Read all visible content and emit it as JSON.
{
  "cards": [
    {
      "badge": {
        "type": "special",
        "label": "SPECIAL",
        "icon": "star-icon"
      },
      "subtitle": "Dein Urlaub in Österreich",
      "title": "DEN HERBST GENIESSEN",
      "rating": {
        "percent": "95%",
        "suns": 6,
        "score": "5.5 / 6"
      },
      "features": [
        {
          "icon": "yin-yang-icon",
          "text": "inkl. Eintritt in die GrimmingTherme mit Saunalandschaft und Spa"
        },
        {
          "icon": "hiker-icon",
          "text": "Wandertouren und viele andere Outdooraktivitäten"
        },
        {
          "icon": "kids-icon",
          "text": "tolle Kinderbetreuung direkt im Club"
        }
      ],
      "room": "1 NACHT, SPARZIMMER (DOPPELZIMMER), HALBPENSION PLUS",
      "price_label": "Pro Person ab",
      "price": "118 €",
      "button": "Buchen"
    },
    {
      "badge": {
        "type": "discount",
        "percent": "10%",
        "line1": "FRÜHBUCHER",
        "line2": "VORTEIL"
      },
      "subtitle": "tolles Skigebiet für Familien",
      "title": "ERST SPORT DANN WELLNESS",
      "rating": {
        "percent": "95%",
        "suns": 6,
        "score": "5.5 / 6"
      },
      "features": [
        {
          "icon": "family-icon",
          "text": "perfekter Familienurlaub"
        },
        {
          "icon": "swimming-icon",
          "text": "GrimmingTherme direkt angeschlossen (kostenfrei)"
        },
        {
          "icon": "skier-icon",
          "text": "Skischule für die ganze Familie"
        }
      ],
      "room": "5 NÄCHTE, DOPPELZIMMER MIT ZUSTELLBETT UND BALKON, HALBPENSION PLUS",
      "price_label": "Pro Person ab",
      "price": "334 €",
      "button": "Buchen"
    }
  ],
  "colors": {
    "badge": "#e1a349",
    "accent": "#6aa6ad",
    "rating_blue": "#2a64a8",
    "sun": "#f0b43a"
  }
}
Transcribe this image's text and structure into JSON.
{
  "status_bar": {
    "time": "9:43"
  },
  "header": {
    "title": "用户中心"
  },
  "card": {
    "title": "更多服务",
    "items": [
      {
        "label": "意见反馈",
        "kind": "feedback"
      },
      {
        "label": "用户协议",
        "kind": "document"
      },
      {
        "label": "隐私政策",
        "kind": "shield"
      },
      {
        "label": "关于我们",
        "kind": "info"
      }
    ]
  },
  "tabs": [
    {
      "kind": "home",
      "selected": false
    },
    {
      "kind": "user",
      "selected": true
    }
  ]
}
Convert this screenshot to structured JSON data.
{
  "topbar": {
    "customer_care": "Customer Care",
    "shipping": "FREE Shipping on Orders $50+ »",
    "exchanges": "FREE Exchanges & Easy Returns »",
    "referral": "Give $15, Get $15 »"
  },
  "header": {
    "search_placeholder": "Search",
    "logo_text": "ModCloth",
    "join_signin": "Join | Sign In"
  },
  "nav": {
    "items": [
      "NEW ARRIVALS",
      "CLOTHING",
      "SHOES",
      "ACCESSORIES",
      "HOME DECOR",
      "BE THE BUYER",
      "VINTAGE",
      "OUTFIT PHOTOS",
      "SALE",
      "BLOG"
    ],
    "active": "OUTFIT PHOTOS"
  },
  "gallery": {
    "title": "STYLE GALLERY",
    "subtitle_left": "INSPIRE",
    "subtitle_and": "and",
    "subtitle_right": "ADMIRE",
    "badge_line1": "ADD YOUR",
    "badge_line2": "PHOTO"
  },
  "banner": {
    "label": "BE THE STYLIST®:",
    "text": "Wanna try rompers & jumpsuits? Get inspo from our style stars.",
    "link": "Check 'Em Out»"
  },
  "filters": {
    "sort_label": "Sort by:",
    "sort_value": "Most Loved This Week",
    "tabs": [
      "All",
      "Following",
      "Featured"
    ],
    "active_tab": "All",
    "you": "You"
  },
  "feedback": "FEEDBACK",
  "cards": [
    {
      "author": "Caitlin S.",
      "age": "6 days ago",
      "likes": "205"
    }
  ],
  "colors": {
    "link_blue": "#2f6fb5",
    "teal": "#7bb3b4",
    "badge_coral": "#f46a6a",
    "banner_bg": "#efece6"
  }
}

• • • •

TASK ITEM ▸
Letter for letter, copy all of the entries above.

REPLY ▸
Read all visible content and emit it as JSON.
{
  "cards": [
    {
      "badge": {
        "type": "special",
        "label": "SPECIAL",
        "icon": "star-icon"
      },
      "subtitle": "Dein Urlaub in Österreich",
      "title": "DEN HERBST GENIESSEN",
      "rating": {
        "percent": "95%",
        "suns": 6,
        "score": "5.5 / 6"
      },
      "features": [
        {
          "icon": "yin-yang-icon",
          "text": "inkl. Eintritt in die GrimmingTherme mit Saunalandschaft und Spa"
        },
        {
          "icon": "hiker-icon",
          "text": "Wandertouren und viele andere Outdooraktivitäten"
        },
        {
          "icon": "kids-icon",
          "text": "tolle Kinderbetreuung direkt im Club"
        }
      ],
      "room": "1 NACHT, SPARZIMMER (DOPPELZIMMER), HALBPENSION PLUS",
      "price_label": "Pro Person ab",
      "price": "118 €",
      "button": "Buchen"
    },
    {
      "badge": {
        "type": "discount",
        "percent": "10%",
        "line1": "FRÜHBUCHER",
        "line2": "VORTEIL"
      },
      "subtitle": "tolles Skigebiet für Familien",
      "title": "ERST SPORT DANN WELLNESS",
      "rating": {
        "percent": "95%",
        "suns": 6,
        "score": "5.5 / 6"
      },
      "features": [
        {
          "icon": "family-icon",
          "text": "perfekter Familienurlaub"
        },
        {
          "icon": "swimming-icon",
          "text": "GrimmingTherme direkt angeschlossen (kostenfrei)"
        },
        {
          "icon": "skier-icon",
          "text": "Skischule für die ganze Familie"
        }
      ],
      "room": "5 NÄCHTE, DOPPELZIMMER MIT ZUSTELLBETT UND BALKON, HALBPENSION PLUS",
      "price_label": "Pro Person ab",
      "price": "334 €",
      "button": "Buchen"
    }
  ],
  "colors": {
    "badge": "#e1a349",
    "accent": "#6aa6ad",
    "rating_blue": "#2a64a8",
    "sun": "#f0b43a"
  }
}
Transcribe this image's text and structure into JSON.
{
  "status_bar": {
    "time": "9:43"
  },
  "header": {
    "title": "用户中心"
  },
  "card": {
    "title": "更多服务",
    "items": [
      {
        "label": "意见反馈",
        "kind": "feedback"
      },
      {
        "label": "用户协议",
        "kind": "document"
      },
      {
        "label": "隐私政策",
        "kind": "shield"
      },
      {
        "label": "关于我们",
        "kind": "info"
      }
    ]
  },
  "tabs": [
    {
      "kind": "home",
      "selected": false
    },
    {
      "kind": "user",
      "selected": true
    }
  ]
}
Convert this screenshot to structured JSON data.
{
  "topbar": {
    "customer_care": "Customer Care",
    "shipping": "FREE Shipping on Orders $50+ »",
    "exchanges": "FREE Exchanges & Easy Returns »",
    "referral": "Give $15, Get $15 »"
  },
  "header": {
    "search_placeholder": "Search",
    "logo_text": "ModCloth",
    "join_signin": "Join | Sign In"
  },
  "nav": {
    "items": [
      "NEW ARRIVALS",
      "CLOTHING",
      "SHOES",
      "ACCESSORIES",
      "HOME DECOR",
      "BE THE BUYER",
      "VINTAGE",
      "OUTFIT PHOTOS",
      "SALE",
      "BLOG"
    ],
    "active": "OUTFIT PHOTOS"
  },
  "gallery": {
    "title": "STYLE GALLERY",
    "subtitle_left": "INSPIRE",
    "subtitle_and": "and",
    "subtitle_right": "ADMIRE",
    "badge_line1": "ADD YOUR",
    "badge_line2": "PHOTO"
  },
  "banner": {
    "label": "BE THE STYLIST®:",
    "text": "Wanna try rompers & jumpsuits? Get inspo from our style stars.",
    "link": "Check 'Em Out»"
  },
  "filters": {
    "sort_label": "Sort by:",
    "sort_value": "Most Loved This Week",
    "tabs": [
      "All",
      "Following",
      "Featured"
    ],
    "active_tab": "All",
    "you": "You"
  },
  "feedback": "FEEDBACK",
  "cards": [
    {
      "author": "Caitlin S.",
      "age": "6 days ago",
      "likes": "205"
    }
  ],
  "colors": {
    "link_blue": "#2f6fb5",
    "teal": "#7bb3b4",
    "badge_coral": "#f46a6a",
    "banner_bg": "#efece6"
  }
}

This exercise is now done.